In spite of the somewhat reductive nature of the work, the transient nature of WISH made the project fairly unique. The ongoing pressure to reduce art’s reliance on government funding, combined with an emphasis on longevity and legacy to ensure monetary value, often make time-based visual art rare beyond the projects of designated gallery spaces. With Belfast Festival at Queens slashed corporate and European funding in 2014, further departures from the permanence of the council-placed tender application may be once more placed further out of reach – and yet, as scale reduces and tacts must change, can we at least place more trust in an appetite for subtle, nuanced public artwork?
The misalignment between public art and the individual deepens when considered alongside the way in which the majority of artists in Belfast actually work: often adopting a personal scale to some degree, and wary of permanence and art as a definition and full stop. With so little progression in thinking for public work beyond the hazy concept of Hope For The Future, artists working on the ground have instead built upon the platitudes so monumentously presented to explore their deeper implications.
In the debate surrounding the WISH project, artists and writers Daniel Jewebury and Dan Shipsides shaped an argument against generic statements of post-conflict in both the Public Art in Belfast website and the Queen’s festival website. In bringing a discontent to light this at least introduces the possibility of a different sensitivity in new publicly funded commissions.
Until tenders are pursued that adopt a new approach for public art in Belfast, artists can at least interrupt what already exists.
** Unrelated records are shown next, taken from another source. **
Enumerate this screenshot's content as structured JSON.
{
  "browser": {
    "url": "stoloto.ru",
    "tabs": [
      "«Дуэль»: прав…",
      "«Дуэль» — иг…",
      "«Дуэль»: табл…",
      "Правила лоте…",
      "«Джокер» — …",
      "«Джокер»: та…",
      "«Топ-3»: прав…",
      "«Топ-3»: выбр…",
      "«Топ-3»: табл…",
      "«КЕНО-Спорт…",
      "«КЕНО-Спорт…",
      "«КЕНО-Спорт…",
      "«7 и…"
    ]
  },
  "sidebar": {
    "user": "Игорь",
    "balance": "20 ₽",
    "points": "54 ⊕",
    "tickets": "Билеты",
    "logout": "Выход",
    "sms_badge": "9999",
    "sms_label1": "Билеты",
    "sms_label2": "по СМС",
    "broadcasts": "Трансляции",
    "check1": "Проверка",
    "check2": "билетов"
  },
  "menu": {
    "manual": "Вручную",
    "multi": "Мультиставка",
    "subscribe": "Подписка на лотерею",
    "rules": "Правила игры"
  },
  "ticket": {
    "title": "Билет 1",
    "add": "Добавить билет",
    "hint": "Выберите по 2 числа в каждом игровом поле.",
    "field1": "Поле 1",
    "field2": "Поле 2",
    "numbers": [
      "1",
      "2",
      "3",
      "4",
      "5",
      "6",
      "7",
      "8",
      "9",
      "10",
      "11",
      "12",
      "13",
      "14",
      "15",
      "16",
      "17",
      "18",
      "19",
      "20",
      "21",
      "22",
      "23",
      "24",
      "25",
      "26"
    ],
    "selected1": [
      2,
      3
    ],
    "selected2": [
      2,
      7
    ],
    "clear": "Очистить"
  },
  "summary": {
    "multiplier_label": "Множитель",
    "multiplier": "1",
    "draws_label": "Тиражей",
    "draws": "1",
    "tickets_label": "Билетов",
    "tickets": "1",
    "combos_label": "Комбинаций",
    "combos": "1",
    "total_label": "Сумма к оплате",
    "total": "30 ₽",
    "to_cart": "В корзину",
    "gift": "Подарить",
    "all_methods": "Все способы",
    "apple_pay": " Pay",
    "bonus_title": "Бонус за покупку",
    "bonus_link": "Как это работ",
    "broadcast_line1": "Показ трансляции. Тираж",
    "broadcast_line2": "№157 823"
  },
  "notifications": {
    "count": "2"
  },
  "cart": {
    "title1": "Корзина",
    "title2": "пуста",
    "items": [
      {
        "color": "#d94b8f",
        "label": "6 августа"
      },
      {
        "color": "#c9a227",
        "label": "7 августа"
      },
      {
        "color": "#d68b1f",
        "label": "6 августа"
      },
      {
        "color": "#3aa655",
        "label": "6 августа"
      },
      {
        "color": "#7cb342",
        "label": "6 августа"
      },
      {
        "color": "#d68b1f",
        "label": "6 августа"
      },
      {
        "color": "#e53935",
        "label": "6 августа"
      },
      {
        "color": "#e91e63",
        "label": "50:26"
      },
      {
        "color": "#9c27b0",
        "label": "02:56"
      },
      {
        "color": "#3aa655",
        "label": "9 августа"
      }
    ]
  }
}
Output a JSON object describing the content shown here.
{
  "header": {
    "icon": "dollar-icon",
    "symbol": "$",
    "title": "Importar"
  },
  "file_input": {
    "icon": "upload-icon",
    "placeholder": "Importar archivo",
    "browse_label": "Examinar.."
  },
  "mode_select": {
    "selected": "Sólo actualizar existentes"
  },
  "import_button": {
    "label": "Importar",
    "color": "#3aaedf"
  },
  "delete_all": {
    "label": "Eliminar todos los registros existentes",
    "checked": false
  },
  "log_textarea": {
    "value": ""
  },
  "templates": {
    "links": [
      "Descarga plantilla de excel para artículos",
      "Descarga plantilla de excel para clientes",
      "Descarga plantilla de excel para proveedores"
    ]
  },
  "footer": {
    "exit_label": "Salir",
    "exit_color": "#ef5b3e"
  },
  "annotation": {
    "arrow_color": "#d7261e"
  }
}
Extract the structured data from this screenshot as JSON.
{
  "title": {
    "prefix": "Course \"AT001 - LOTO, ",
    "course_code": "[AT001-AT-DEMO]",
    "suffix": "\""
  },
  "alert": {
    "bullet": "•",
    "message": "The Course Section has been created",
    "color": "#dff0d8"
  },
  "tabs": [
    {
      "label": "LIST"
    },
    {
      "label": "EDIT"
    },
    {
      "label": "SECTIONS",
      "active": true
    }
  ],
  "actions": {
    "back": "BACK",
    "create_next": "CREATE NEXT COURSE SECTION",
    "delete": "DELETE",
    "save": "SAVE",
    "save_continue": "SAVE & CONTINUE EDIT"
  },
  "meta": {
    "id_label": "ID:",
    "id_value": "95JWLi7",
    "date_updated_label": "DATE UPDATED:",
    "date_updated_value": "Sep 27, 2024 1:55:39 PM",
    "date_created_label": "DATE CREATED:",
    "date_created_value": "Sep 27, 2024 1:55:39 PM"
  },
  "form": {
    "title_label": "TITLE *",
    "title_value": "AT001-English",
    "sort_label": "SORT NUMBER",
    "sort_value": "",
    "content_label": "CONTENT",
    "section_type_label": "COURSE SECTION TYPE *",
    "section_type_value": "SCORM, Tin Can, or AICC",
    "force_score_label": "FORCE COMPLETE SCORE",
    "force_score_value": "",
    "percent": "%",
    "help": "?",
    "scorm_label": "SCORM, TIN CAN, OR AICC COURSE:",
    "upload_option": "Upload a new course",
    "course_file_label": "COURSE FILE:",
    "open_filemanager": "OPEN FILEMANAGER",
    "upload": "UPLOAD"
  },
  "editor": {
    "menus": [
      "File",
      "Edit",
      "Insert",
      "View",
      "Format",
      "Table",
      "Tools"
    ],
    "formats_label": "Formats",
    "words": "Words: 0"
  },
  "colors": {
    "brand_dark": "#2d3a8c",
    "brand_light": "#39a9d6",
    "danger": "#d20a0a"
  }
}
Jacqueline Holt’s photo WORLDCLASS (Streetview)] 2013, plays visually with the concepts surrounding the PR language and graphics of public art. Taking the medium in which we most prominently experience the city’s mostly inaccessible public art – ironically, the digital photograph – Holt’s ground-level view of WISH is a tongue-in-cheek question of what’s present, experienced and spoken in this rhetoric.
Tonya McMullan has also worked with a playful response to the officiousness of public art, staging an intervention at The Spirit of Belfast. When the structure was blocked off, undergoing assessment due to its failing self-support, the artist added her own disruption to the piece. With Critical Fail, 2011 McMullan, like Holt, aligns global and digital notions with specific spatial politics. Playing on the popular “fail” meme, the intervention is made to be photographed and circulated online – not unlike the sculpture itself, or indeed, most other pieces of public art, in a city so aware of hypothetical eyes that look in.